* **INSTRUCTIONS TO FOLLOW**
Each record below should be repeated precisely as written.

* **DATASET ENTRIES**
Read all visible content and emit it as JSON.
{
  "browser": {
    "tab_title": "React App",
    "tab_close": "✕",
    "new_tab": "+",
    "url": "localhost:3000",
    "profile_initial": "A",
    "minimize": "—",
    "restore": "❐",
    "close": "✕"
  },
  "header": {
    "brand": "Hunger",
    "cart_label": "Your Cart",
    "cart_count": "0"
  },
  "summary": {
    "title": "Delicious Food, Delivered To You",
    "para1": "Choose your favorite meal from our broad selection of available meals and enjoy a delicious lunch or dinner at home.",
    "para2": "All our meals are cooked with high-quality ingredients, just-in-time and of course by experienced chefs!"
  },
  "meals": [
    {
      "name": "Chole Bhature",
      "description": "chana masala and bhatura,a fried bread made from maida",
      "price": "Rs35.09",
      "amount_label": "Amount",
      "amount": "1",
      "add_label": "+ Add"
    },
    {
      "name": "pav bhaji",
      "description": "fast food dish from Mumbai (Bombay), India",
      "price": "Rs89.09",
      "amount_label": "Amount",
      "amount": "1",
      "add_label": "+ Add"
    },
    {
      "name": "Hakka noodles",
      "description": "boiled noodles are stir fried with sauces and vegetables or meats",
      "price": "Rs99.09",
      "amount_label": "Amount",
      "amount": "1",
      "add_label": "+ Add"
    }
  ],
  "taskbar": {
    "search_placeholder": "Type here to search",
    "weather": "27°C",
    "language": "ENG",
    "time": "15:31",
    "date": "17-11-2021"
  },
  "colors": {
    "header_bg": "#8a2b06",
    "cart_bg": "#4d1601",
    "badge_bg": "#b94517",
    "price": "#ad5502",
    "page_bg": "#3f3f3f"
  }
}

* **RESPONSE TO THIS TASK**
Read all visible content and emit it as JSON.
{
  "browser": {
    "tab_title": "React App",
    "tab_close": "✕",
    "new_tab": "+",
    "url": "localhost:3000",
    "profile_initial": "A",
    "minimize": "—",
    "restore": "❐",
    "close": "✕"
  },
  "header": {
    "brand": "Hunger",
    "cart_label": "Your Cart",
    "cart_count": "0"
  },
  "summary": {
    "title": "Delicious Food, Delivered To You",
    "para1": "Choose your favorite meal from our broad selection of available meals and enjoy a delicious lunch or dinner at home.",
    "para2": "All our meals are cooked with high-quality ingredients, just-in-time and of course by experienced chefs!"
  },
  "meals": [
    {
      "name": "Chole Bhature",
      "description": "chana masala and bhatura,a fried bread made from maida",
      "price": "Rs35.09",
      "amount_label": "Amount",
      "amount": "1",
      "add_label": "+ Add"
    },
    {
      "name": "pav bhaji",
      "description": "fast food dish from Mumbai (Bombay), India",
      "price": "Rs89.09",
      "amount_label": "Amount",
      "amount": "1",
      "add_label": "+ Add"
    },
    {
      "name": "Hakka noodles",
      "description": "boiled noodles are stir fried with sauces and vegetables or meats",
      "price": "Rs99.09",
      "amount_label": "Amount",
      "amount": "1",
      "add_label": "+ Add"
    }
  ],
  "taskbar": {
    "search_placeholder": "Type here to search",
    "weather": "27°C",
    "language": "ENG",
    "time": "15:31",
    "date": "17-11-2021"
  },
  "colors": {
    "header_bg": "#8a2b06",
    "cart_bg": "#4d1601",
    "badge_bg": "#b94517",
    "price": "#ad5502",
    "page_bg": "#3f3f3f"
  }
}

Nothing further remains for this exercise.